The official verdict from the match-day sponsors may have deemed that Bradley Johnson was the man of the match in Norwich City's disappointing goal-less draw with Southampton. But Michael Turner could be forgiven for feeling slightly bewildered as to why he wasn't the man picking up the Champagne.
It shouldn't come as a surprise that Turner was overlooked with the former Sunderland man consistently neglected for praise despite putting in some wonderful defensive performances.
It's hard to state just how important his partnership with Sébastien Bassong has been in the heart of the Canaries' defence, although Norwich's record of nine clean sheets already in this campaign should be all the proof needed.
Compare that to this time last year when Paul Lambert's team could only manage three shutouts in the entire season, and the improvement is there for all to see.
But as much as Norwich have developed as a defensive unit, they have equally declined as an attacking force since the departure of their former boss, and it really doesn't bear thinking about what position Chris Hughton's outfit would be in if they were leaking goals in the manner that they were 12 months ago.
That's how significant Turner's contribution has been, and if Norwich do go on to achieve Premier safety, then the 29-year-old will have been a significant part of that accomplishment.
But yet, Turner's influence has been largely underplayed.
When the no-nonsense defender first arrived at the club, his performances were admittedly nothing short of atrocious.
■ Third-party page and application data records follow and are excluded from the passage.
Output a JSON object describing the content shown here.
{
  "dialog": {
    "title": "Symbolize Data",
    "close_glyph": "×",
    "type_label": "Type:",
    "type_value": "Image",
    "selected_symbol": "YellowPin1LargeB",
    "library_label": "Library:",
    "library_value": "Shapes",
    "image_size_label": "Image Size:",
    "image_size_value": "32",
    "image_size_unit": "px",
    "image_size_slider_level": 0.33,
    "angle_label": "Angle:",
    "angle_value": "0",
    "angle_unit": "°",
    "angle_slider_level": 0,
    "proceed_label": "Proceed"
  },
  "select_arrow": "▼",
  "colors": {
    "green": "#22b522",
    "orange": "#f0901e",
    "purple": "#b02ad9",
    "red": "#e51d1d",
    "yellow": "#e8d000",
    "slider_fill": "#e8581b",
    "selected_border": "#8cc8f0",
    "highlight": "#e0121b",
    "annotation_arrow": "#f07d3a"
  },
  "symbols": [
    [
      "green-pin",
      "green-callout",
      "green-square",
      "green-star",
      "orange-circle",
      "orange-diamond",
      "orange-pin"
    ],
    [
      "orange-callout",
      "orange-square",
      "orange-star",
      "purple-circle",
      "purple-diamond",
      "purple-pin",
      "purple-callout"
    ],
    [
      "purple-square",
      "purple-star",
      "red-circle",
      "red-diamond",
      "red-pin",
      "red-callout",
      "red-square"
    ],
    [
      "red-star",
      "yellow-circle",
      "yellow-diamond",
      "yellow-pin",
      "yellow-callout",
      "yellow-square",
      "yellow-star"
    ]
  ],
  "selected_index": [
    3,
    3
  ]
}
Even the most avid Norwich City fan must have been fearing the worst about the type of player that Chris Hughton had brought to the club.
But, amazingly, as summer melted into autumn, Turner appeared to find a new lease of life. The way in which the Lewisham-born defender has bounced back speaks volumes about his character.
Lesser players and indeed lesser men would have been tempted to retreat into their shell, but Turner has displayed the courage to pick himself up and go again.
He leads by example on the field, making countless blocks and literally throwing himself at opponents in trying to protect the Canaries' goal.
What's more, Turner is a player who understands his limitations and is content to keep things simple.
He would be the first to admit that he is never going to become a ball-playing centre-half in the mould of a Gerard Piqué or a David Luiz. But he makes use of his other qualities brilliantly, and his commitment to the cause is there for all to see.
Against the Saints, Turner was again magnificent and didn't the receive the credit that both he and Bassong deserved for keeping Rickie Lambert largely quiet.
Once more, Norwich had their defence and goal-keeper to thank for securing a mostly undeserved point in their quest for safety, with the Canaries' offensive contingent frankly anonymous.
It's been a worrying trend throughout the season, but especially since the turn of the year, and Chris Hughton must be thankful that his back four have managed to perform so valiantly.
For that reason, Turner must be within a shout of completing a remarkable turnaround and securing a place in the top three for the Canaries' Player of the Season awards, with only Robert Snodgrass and Sébastien Bassong ahead of him in my opinion.
The Norwich fans have affectionately formulated a song about their centre-half to the tune of "Walking in a Winter Wonderland" that perfectly illustrates the impact that Turner has had at Carrow Road.
It states how he used to be, shall we say, "not very good," but now he's "all right," and that assessment isn't a million miles from the truth.
However, if Turner keeps putting in the type of displays that he has been of late, the Canaries' faithful may well have to come up with a more flattering adjective.
Follow Andy Ward on Twitter.
Like the new article format? Send us feedback!